A Christmas Carol

As soon as the last Halloween candy wrappers are swept up each year, it’s rarely a struggle to find some sort of production of A Christmas Carol to attend.

A Christmas CarolAnnual stage adaptations of Charles Dickens’ classic 1843 novel have become longstanding community traditions all over the world. It’s a story told time and time again in new iterations across various mediums. In New York City alone, audiences currently can choose from three different stage versions of the show. This winter, FX is premiering a dark and gritty miniseries marketed as a mature reimagining. The Muppets Christmas Carol is finally getting well-deserved recognition as one of the best holiday films of all time. And Disney has just announced a new musical film titled Marley (which retells the tale from the perspective of the dead Jacob Marley) that already has composer Stephen Schwartz and director Bill Condon attached. 

Yet as familiar as audiences may be with A Christmas Carol, they have never seen a production of it as visually stunning or gorgeously rendered as the all-new version currently playing a limited engagement on Broadway through January 5. 

It’s instantly apparent to those entering the Lyceum Theatre that the world they are being invited into is a creation of one of the visionaries behind Harry Potter and the Cursed Child. In Jack Thorne’s new adaptation and under the brilliant direction of Matthew Warchus, this Christmas Carol comes to life in ways that are haunting, spectacular, and magical all at once.

What’s particularly impressive is that, though Thorne takes some liberties with Dickens’ work, his Christmas Carol remains very true to the original. Details like the addition of an abusive father in Ebenezer’s past and an enhanced subplot of love lost give the audience a deeper understanding of why Ebenezer evolved into the curmudgeon he is. It’s likely only a matter of time before Thorne gets a phone call from Todd Phillips about making this dark origin story movie. 

As she has repeatedly done elsewhere, Andrea Martin steals the show as The Ghost of Christmas Past. Her signature humor is on full display as she gives the first of Ebenezer’s three spirits a dry wit that makes every scene she’s in a laugh-out-loud delight. Similarly, LaChanze’s straight-to-the-point portrayal of The Ghost of Christmas Present shows off a comedic side that her storied career has rarely highlighted thus far.  

This is not to say this Christmas Carol is a comedy. In fact, the eerie elements of Dickens’ source material are elevated thanks to the melancholy Victorian aesthetics of Rob Howell’s innovative set – anchored by lanterns dripping with twinkles throughout the entire theater. When the ghost of Jacob Marley, restrained in shackles, appears to Ebenezer through a smoky haze at the top of the show, every audience member is left shaken to their core.

As Ebenezer, Campbell Scott is terrific. His redemption arc from bah humbug to Merry Christmas is depicted with a conviction that makes it impossible to not leave the show feeling inspired.

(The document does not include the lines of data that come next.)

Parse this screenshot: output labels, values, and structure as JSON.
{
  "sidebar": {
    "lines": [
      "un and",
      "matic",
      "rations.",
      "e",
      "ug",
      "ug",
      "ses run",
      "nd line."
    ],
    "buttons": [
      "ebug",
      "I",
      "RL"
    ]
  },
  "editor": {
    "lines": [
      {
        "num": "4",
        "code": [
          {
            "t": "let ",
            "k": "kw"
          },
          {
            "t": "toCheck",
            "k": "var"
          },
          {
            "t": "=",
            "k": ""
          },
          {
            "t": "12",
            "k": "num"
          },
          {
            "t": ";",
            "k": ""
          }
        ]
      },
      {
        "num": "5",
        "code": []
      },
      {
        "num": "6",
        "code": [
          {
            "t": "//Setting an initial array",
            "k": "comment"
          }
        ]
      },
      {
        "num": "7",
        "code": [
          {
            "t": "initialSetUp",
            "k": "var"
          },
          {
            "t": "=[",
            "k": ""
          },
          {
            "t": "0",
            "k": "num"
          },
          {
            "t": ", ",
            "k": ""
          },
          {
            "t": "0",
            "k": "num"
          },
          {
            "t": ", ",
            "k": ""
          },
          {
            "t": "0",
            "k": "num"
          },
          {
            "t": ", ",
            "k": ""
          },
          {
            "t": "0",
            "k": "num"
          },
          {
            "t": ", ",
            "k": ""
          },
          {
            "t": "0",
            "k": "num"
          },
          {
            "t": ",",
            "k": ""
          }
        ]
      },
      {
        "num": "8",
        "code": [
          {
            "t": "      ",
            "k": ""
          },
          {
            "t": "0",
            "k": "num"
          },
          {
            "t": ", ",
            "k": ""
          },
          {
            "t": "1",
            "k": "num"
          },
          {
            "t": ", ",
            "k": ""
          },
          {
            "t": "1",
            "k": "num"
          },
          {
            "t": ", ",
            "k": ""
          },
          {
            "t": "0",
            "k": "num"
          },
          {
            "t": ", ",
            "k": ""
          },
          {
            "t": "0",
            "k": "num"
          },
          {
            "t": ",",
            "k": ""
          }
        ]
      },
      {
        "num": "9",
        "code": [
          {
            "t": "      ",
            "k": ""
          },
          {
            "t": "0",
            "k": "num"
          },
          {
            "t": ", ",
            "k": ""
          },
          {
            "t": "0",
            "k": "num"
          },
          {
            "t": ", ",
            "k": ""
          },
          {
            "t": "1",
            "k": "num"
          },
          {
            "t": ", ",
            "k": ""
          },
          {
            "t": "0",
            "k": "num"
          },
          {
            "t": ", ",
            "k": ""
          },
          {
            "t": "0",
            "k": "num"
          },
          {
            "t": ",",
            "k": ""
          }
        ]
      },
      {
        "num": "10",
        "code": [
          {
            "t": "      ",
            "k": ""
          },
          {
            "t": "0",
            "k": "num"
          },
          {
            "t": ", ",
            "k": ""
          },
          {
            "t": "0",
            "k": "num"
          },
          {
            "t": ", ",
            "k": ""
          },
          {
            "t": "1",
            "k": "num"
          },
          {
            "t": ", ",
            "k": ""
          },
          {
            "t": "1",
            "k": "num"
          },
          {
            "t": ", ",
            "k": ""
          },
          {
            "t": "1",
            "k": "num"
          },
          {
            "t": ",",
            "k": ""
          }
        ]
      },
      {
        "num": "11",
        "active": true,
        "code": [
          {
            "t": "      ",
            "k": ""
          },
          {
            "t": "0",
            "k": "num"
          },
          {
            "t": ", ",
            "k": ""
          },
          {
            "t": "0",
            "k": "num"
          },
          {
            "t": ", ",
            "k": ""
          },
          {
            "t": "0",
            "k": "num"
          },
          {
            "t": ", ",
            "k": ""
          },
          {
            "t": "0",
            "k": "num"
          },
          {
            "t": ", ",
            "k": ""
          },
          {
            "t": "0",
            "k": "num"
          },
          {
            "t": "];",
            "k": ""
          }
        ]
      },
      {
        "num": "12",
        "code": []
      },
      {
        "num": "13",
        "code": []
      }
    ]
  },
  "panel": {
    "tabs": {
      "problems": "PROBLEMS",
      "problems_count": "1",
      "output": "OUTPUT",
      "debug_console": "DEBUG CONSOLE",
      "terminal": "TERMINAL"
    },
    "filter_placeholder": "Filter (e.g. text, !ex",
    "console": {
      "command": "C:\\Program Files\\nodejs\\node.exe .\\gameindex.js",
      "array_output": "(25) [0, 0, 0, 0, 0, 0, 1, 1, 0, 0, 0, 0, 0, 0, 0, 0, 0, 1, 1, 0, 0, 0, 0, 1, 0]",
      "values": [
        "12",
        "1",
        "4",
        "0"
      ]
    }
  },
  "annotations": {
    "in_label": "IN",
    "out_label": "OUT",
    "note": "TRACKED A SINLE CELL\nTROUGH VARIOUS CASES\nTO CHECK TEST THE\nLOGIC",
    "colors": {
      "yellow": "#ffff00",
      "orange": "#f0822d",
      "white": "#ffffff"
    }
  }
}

Dashiell Eaves also gives a masterful performance as Bob Cratchit – particularly in the heart-wrenching scene in which he believes his son, Tiny Tim, has died.

A Christmas Carol

Further enhancing this beautiful production is the inclusion of Christmas standards. Though it’s not a musical, this Christmas Carol finds its actors singing twelve beloved songs like “Silent Night” and “Joy to the World.” The cast performs these numbers in ways that give the show an almost film-like soundtrack effect. The music is traditional, but its presentation here is unique. In fact, the moment that audiences know Ebenezer’s journey of healing has come to an end is when he embraces the music around him. 

Though A Christmas Carol may not be what first comes to mind when you think of wanting to go see something new, I promise you won’t be disappointed by this bold, exceptionally fresh take on the classic story. A visual spectacle with an emphasis on the joys of giving back, this festive production should be added to the to-do list of anyone coming to New York to experience the best holiday treats that the city has to offer. 

This renowned depiction of A Christmas Carol comes to Broadway this year after enjoying a few years as an annual tradition in London. I, for one, am keeping my fingers crossed that it keeps coming back for many, many years to come.


A Christmas Carol

Alex has been writing for PopBytes since 2011. As the Theater Editor, he focuses on all aspects of Broadway, Off-Broadway, Regional Theater, and beyond. Alex lives in Western Massachusetts and can be found on Twitter at @AlexKNagorski.